-------- Exercise material --------

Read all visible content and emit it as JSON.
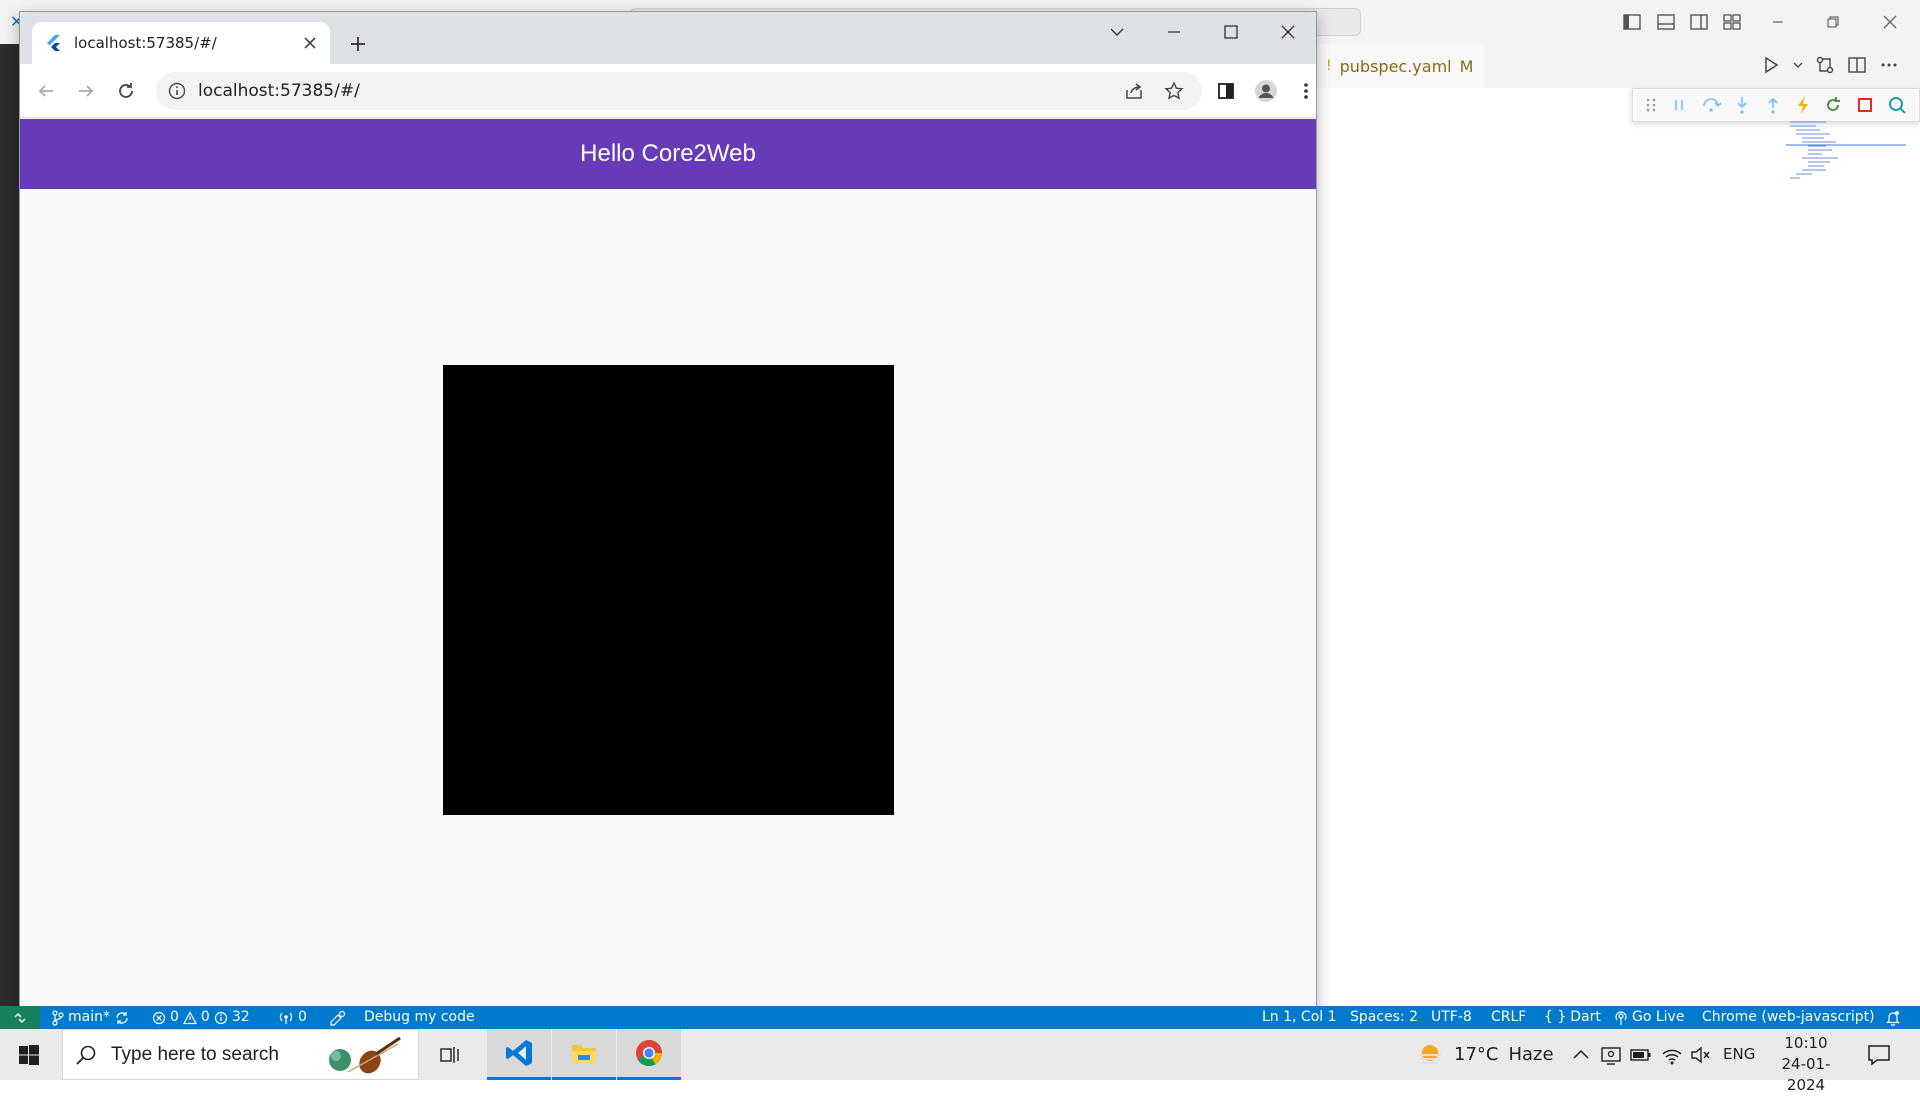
{
  "vscode": {
    "tab_filename": "pubspec.yaml",
    "tab_status": "M",
    "statusbar": {
      "branch": "main*",
      "errors": "0",
      "warnings": "0",
      "info": "32",
      "ports": "0",
      "debug_label": "Debug my code",
      "cursor": "Ln 1, Col 1",
      "spaces": "Spaces: 2",
      "encoding": "UTF-8",
      "eol": "CRLF",
      "language": "Dart",
      "golive": "Go Live",
      "device": "Chrome (web-javascript)"
    }
  },
  "chrome": {
    "tab_title": "localhost:57385/#/",
    "url": "localhost:57385/#/"
  },
  "app": {
    "title": "Hello Core2Web",
    "box_color": "#000000",
    "appbar_color": "#673ab7"
  },
  "taskbar": {
    "search_placeholder": "Type here to search",
    "weather_temp": "17°C",
    "weather_desc": "Haze",
    "language": "ENG",
    "time": "10:10",
    "date": "24-01-2024"
  }
}
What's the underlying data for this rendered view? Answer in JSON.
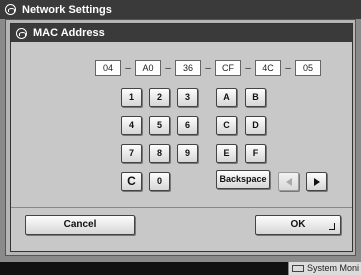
{
  "window": {
    "title": "Network Settings"
  },
  "dialog": {
    "title": "MAC Address",
    "mac_fields": [
      "04",
      "A0",
      "36",
      "CF",
      "4C",
      "05"
    ],
    "separator": "–"
  },
  "keypad": {
    "digits": [
      "1",
      "2",
      "3",
      "4",
      "5",
      "6",
      "7",
      "8",
      "9",
      "0"
    ],
    "letters": [
      "A",
      "B",
      "C",
      "D",
      "E",
      "F"
    ],
    "clear": "C",
    "backspace": "Backspace"
  },
  "footer": {
    "cancel": "Cancel",
    "ok": "OK"
  },
  "taskbar": {
    "system_monitor": "System Moni"
  },
  "colors": {
    "titlebar": "#3a3a3a",
    "panel": "#c8c8c8",
    "frame": "#b5b5b5"
  }
}
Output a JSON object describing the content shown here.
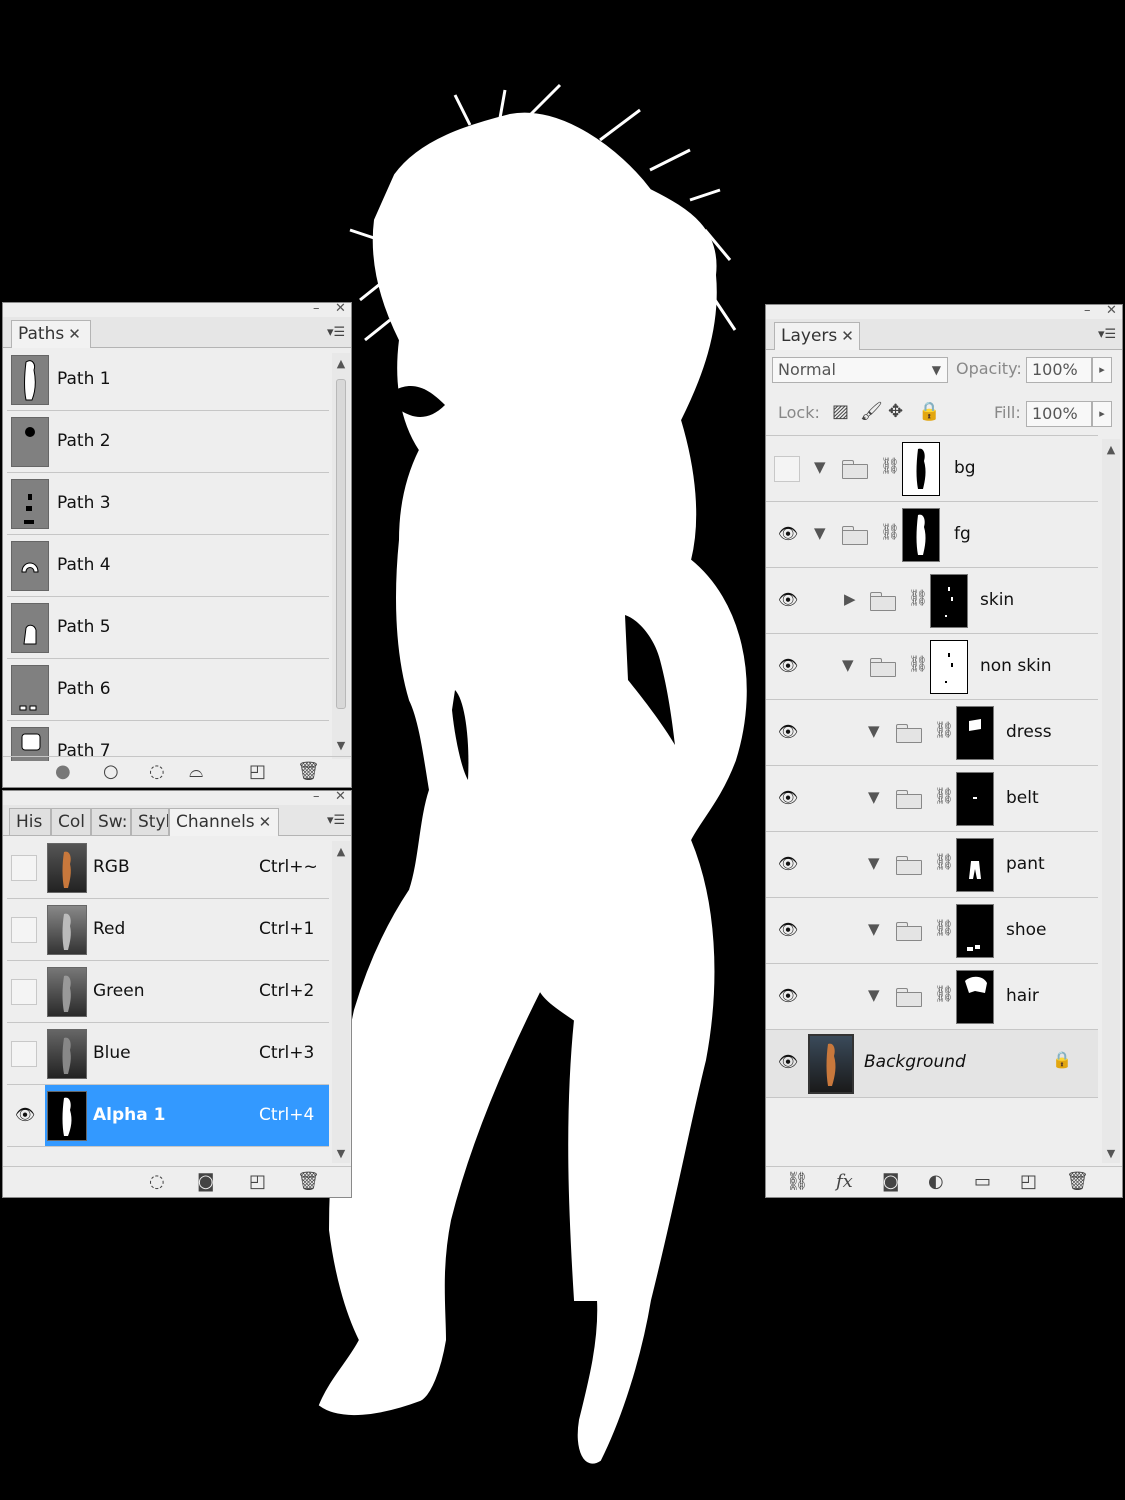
{
  "paths_panel": {
    "tab": "Paths",
    "items": [
      {
        "label": "Path 1"
      },
      {
        "label": "Path 2"
      },
      {
        "label": "Path 3"
      },
      {
        "label": "Path 4"
      },
      {
        "label": "Path 5"
      },
      {
        "label": "Path 6"
      },
      {
        "label": "Path 7"
      }
    ]
  },
  "channels_panel": {
    "tabs": [
      "His",
      "Col",
      "Sw:",
      "Styl",
      "Channels"
    ],
    "items": [
      {
        "label": "RGB",
        "shortcut": "Ctrl+~"
      },
      {
        "label": "Red",
        "shortcut": "Ctrl+1"
      },
      {
        "label": "Green",
        "shortcut": "Ctrl+2"
      },
      {
        "label": "Blue",
        "shortcut": "Ctrl+3"
      },
      {
        "label": "Alpha 1",
        "shortcut": "Ctrl+4"
      }
    ],
    "selected_color": "#3399ff"
  },
  "layers_panel": {
    "tab": "Layers",
    "blend_mode": "Normal",
    "opacity_label": "Opacity:",
    "opacity_value": "100%",
    "lock_label": "Lock:",
    "fill_label": "Fill:",
    "fill_value": "100%",
    "layers": [
      {
        "name": "bg"
      },
      {
        "name": "fg"
      },
      {
        "name": "skin"
      },
      {
        "name": "non skin"
      },
      {
        "name": "dress"
      },
      {
        "name": "belt"
      },
      {
        "name": "pant"
      },
      {
        "name": "shoe"
      },
      {
        "name": "hair"
      },
      {
        "name": "Background"
      }
    ]
  },
  "icons": {
    "close": "close-icon",
    "minimize": "minimize-icon",
    "panel_menu": "panel-menu-icon",
    "visibility": "eye-icon",
    "link": "chain-link-icon",
    "folder": "folder-icon",
    "lock": "padlock-icon"
  }
}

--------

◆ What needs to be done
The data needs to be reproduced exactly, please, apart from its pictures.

◆ Finished task
Read all visible content and emit it as JSON.
{
  "vscode": {
    "tab_filename": "pubspec.yaml",
    "tab_status": "M",
    "statusbar": {
      "branch": "main*",
      "errors": "0",
      "warnings": "0",
      "info": "32",
      "ports": "0",
      "debug_label": "Debug my code",
      "cursor": "Ln 1, Col 1",
      "spaces": "Spaces: 2",
      "encoding": "UTF-8",
      "eol": "CRLF",
      "language": "Dart",
      "golive": "Go Live",
      "device": "Chrome (web-javascript)"
    }
  },
  "chrome": {
    "tab_title": "localhost:57385/#/",
    "url": "localhost:57385/#/"
  },
  "app": {
    "title": "Hello Core2Web",
    "box_color": "#000000",
    "appbar_color": "#673ab7"
  },
  "taskbar": {
    "search_placeholder": "Type here to search",
    "weather_temp": "17°C",
    "weather_desc": "Haze",
    "language": "ENG",
    "time": "10:10",
    "date": "24-01-2024"
  }
}
What's the underlying data for this rendered view? Answer in JSON.
{
  "window": {
    "title": "Network Settings"
  },
  "dialog": {
    "title": "MAC Address",
    "mac_fields": [
      "04",
      "A0",
      "36",
      "CF",
      "4C",
      "05"
    ],
    "separator": "–"
  },
  "keypad": {
    "digits": [
      "1",
      "2",
      "3",
      "4",
      "5",
      "6",
      "7",
      "8",
      "9",
      "0"
    ],
    "letters": [
      "A",
      "B",
      "C",
      "D",
      "E",
      "F"
    ],
    "clear": "C",
    "backspace": "Backspace"
  },
  "footer": {
    "cancel": "Cancel",
    "ok": "OK"
  },
  "taskbar": {
    "system_monitor": "System Moni"
  },
  "colors": {
    "titlebar": "#3a3a3a",
    "panel": "#c8c8c8",
    "frame": "#b5b5b5"
  }
}
Output a JSON object describing the content shown here.
{
  "paths_panel": {
    "tab": "Paths",
    "items": [
      {
        "label": "Path 1"
      },
      {
        "label": "Path 2"
      },
      {
        "label": "Path 3"
      },
      {
        "label": "Path 4"
      },
      {
        "label": "Path 5"
      },
      {
        "label": "Path 6"
      },
      {
        "label": "Path 7"
      }
    ]
  },
  "channels_panel": {
    "tabs": [
      "His",
      "Col",
      "Sw:",
      "Styl",
      "Channels"
    ],
    "items": [
      {
        "label": "RGB",
        "shortcut": "Ctrl+~"
      },
      {
        "label": "Red",
        "shortcut": "Ctrl+1"
      },
      {
        "label": "Green",
        "shortcut": "Ctrl+2"
      },
      {
        "label": "Blue",
        "shortcut": "Ctrl+3"
      },
      {
        "label": "Alpha 1",
        "shortcut": "Ctrl+4"
      }
    ],
    "selected_color": "#3399ff"
  },
  "layers_panel": {
    "tab": "Layers",
    "blend_mode": "Normal",
    "opacity_label": "Opacity:",
    "opacity_value": "100%",
    "lock_label": "Lock:",
    "fill_label": "Fill:",
    "fill_value": "100%",
    "layers": [
      {
        "name": "bg"
      },
      {
        "name": "fg"
      },
      {
        "name": "skin"
      },
      {
        "name": "non skin"
      },
      {
        "name": "dress"
      },
      {
        "name": "belt"
      },
      {
        "name": "pant"
      },
      {
        "name": "shoe"
      },
      {
        "name": "hair"
      },
      {
        "name": "Background"
      }
    ]
  },
  "icons": {
    "close": "close-icon",
    "minimize": "minimize-icon",
    "panel_menu": "panel-menu-icon",
    "visibility": "eye-icon",
    "link": "chain-link-icon",
    "folder": "folder-icon",
    "lock": "padlock-icon"
  }
}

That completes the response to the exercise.